Sam Allberry Answers Questions about Same-Sex Attraction1
In the most recent issue of Modern Reformation (Vol. 24, No. 5, September-October 2015), Michael Horton conducts an interview with Sam Allberry, associate pastor of St. Mary’s Church in Maidenhead, England. Continue reading . . .
In the most recent issue of Modern Reformation (Vol. 24, No. 5, September-October 2015), Michael Horton conducts an interview with Sam Allberry, associate pastor of St. Mary’s Church in Maidenhead, England. Allberry is the author of Is God Anti-Gay? And Other Questions about Homosexuality, the Bible and Same-Sex Attraction (The Good Book Company, 2015).
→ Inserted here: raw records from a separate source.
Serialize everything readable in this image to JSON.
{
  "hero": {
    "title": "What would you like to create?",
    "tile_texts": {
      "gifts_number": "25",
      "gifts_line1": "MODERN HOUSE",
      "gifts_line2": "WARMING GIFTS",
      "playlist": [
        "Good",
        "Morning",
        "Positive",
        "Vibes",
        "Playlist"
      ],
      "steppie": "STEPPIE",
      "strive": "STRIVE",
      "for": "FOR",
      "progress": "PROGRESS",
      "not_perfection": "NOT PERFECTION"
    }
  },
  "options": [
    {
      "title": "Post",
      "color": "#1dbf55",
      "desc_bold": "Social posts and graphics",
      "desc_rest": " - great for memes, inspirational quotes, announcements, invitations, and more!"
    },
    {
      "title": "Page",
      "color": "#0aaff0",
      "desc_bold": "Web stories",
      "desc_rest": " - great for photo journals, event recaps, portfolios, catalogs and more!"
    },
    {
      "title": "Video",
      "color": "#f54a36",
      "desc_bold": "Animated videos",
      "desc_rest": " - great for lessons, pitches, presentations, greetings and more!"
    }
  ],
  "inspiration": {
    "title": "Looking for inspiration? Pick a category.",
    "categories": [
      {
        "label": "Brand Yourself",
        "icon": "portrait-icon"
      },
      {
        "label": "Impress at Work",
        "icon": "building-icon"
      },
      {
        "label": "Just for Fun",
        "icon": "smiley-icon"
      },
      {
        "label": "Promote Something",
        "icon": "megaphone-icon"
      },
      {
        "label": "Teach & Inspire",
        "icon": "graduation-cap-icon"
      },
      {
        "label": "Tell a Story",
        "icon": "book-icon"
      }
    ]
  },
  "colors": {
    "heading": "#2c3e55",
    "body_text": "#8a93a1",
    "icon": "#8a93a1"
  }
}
I encourage you to obtain a copy of Modern Reformation to read the entire interview. It is remarkably insightful and helpful. Here I only want to mention a couple of the questions and answers that appeared in it.
There has been considerable debate about how those who struggle with same-sex attraction wish to be described. Horton asks: “You make a distinction between ‘being gay’ versus someone who deals with same-sex attraction. Can you tell us about that distinction?” Here is Allberry’s answer:
“On one level, the most obvious way to describe myself would be to say I’m gay. But where I come from (and I’m sure it’s similar in the United States), saying you’re gay means much more than just, ‘I experience homosexual feelings.’ To say you’re gay is to say, ‘That is who I am.’ It often implies a lifestyle and an identity that goes with it. I don’t want to communicate all of that. I prefer the language of ‘same-sex attraction.’ It’s slightly clunkier, but it’s more accurate. It’s describing the particular sexual desires I experience, but it’s not claiming that those sexual desires define me as a person.”
In another question, Horton asks Allberry his opinion about whether or not homosexuality is something you’re born with. Allberry answers:
“I don’t think it makes a difference. My theology tells me that I was born as a sinner. That means there will be certain sinful proclivities that I have from birth; that I might have them from birth does not make them morally good. There are so many dispositions I have always had that I know are sinful. So even if one day scientists can prove that some people have a genetic predisposition toward homosexuality, that doesn’t make it right. It is a reflection of the fact that, as Jesus tells us, we need to be born again.”
One of the briefer but more insightful exchanges came when Horton asked about other sinful predispositions. Said Allberry:
“The fact that it feels natural to me is not a sign of how God has created me; it’s a sign of how sin has distorted me.”
Some today argue that if two people of the same gender are in a “committed” and monogamous relationship we should not look on them as guilty of sin. How is their relationship any different from that of a heterosexual couple? Allberry provides an analogy in response:
“You might have a gang member who is a loyal gang member. He treats his gang members fairly, he looks out for them, he protects them, keeps them safe, and makes sure they all get a fair share of the earnings. But this doesn’t mean that what he is doing is less sinful. It is always possible to demonstrate some kind of virtue while you sin. The presence of faithfulness and commitment in a same-sex relationship doesn’t mean the partnership is good.”
Allberry’s response to the question of what to do when invited to a so-called “same-sex” wedding was especially helpful. He first points out that “it’s hard to be at a wedding and not have your presence interpreted as support for the couple, so I think for that reason many of us would feel we can’t attend a same-sex marriage ceremony.” But Allberry is also determined to preserve a relationship with the couple and to maintain friendship with them. He suggests saying to them: “I want the two of you to be part of my life, and I want to be part of your lives. Even though I can’t come, when is the earliest date you can both come around for a meal?” His desire is that the couple not interpret his declining of the invitation as a rejection of friendship.
Again, this is a very helpful article. I encourage you to read the whole thing. You can subscribe to Modern Reformation by writing to: Modern Reformation, Subscription Department, P. O. Box 460565, Escondido, CA, 92046, or call 855-492-1674.